A 1994 Met Opera production of Donizetti’s beloved comic opera was famously fraught with drama when, a week before opening, Kathleen Battle was dismissed from the production and her understudy, Harolyn Blackwell, was thrust into the leading role of Marie. Enter Bea Arthur – Golden Girl extraordinaire, thoroughly modern Maude, and Angela Lansbury’s bosom buddy in the original Broadway production of Mame – as the Duchess of Krakenthorp. Dream casting, right? The New York Times didn’t think so, declaring her performance “a disruptive side show.” Maybe we’re wearing rose-colored opera glasses, but we won’t let a biting review diminish our love for the late, great fabulously gravel-voiced Tony and Emmy winner.

4) Kiri Te Kanawa

In 2014, Dame Kiri Te Kanawa celebrated her 70th birthday in grand style with The Royal Opera as the Duchess in Donizetti’s classic opera at London’s Covent Garden. The New Zealand soprano, who played Australian superstar soprano Dame Nellie Melba in a Season 4 episode of Downton Abbey, regaled audiences with a Puccini arietta (small aria) during her lively cameo. During the curtain call, the celebrated soprano was feted with flowers, a birthday serenade, and a cake presented by Jim Carter (Mr. Carson on Downton Abbey).

Watch Te Kanawa’s spectacular performance, birthday serenade, and cake presentation by Downton Abbey’s Jim Carter here.

 5) Montserrat Caballé

At age 74, soprano Montserrat Caballé emerged from retirement – on April Fool’s Day, no less! – to charm audiences as the Duchess in a 2007 Vienna State Opera production of La Fille du Régiment starring Natalie Dessay and Juan Diego Flórez. “She was quite merry, exchanging rapid-fire dialogue in French and German,” according to a Playbill report. Making the most of her cameo, she even tossed a favorite Swiss yodeling song into her performance!

6) Hermione Gingold

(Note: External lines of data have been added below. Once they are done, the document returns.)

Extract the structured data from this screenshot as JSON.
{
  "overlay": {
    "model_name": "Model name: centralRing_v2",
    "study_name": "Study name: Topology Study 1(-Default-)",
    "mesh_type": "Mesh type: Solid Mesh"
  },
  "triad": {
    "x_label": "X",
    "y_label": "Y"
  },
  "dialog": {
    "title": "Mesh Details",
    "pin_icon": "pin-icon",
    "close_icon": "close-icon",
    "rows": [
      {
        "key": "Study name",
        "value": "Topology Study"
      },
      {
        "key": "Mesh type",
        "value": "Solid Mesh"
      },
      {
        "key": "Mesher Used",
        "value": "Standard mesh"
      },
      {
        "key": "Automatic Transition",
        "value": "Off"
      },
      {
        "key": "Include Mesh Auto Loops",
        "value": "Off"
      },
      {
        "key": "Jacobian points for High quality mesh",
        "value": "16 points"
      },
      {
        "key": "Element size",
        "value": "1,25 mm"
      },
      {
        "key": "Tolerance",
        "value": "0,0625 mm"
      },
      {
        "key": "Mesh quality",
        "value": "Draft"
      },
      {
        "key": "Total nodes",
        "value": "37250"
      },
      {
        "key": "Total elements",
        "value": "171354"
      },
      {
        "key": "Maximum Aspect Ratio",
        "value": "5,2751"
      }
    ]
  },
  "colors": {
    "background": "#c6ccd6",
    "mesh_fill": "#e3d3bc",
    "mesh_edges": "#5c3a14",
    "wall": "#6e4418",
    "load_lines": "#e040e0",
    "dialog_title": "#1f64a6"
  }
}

With her low-pitched voice, haughty demeanor, and richly theatrical line delivery, eccentric English actress Hermoine Gingold made an indelible impression on audiences – whether she was starring in a Noel Coward play or, as the indomitable mayor’s wife Eulalie Shinn, staging a hilariously elaborate “Ode to a Grecian Urn” with the real housewives of River City, Iowa in the M-G-M musical The Music Man. Who better to play the fabulously imperious Duchess of Krakenthorp? Gingold took on the iconic non-speaking role in a 1974 San Francisco Opera production starring Beverly Sills, making her opera debut at age 77, and reprised the role for New York City Opera in 1979.

7) Dawn French

Best known as half of the legendary comedy team French and Saunders and the priest in the popular Britcom The Vicar of Dibley, Dawn French had even the most serious opera devotees in stitches with her high-octane portrayal of the Duchess in two Royal Opera House productions of La Fille du Régiment, in 2007 and 2010. She “commands the auditorium, oozing hauteur,” The Daily Mail said of her 2007 performance, while The Times of London declared her “the icing on an exceedingly yummy operatic cake.”

Great Performances at the Met: La Fille du Régiment premieres Sunday, July 7 at 12 p.m. on PBS (check local listings). It will air on THIRTEEN in New York on Sunday, July 7 at 1 p.m. Watch a preview of La Fille du Régiment:

 


ELISA LICHTENBAUM | @ElisaVonTap
Elisa Lichtenbaum, editor of the monthly THIRTEEN program guide, is also Senior Writer at WNET, a tap dancer, and theater geek.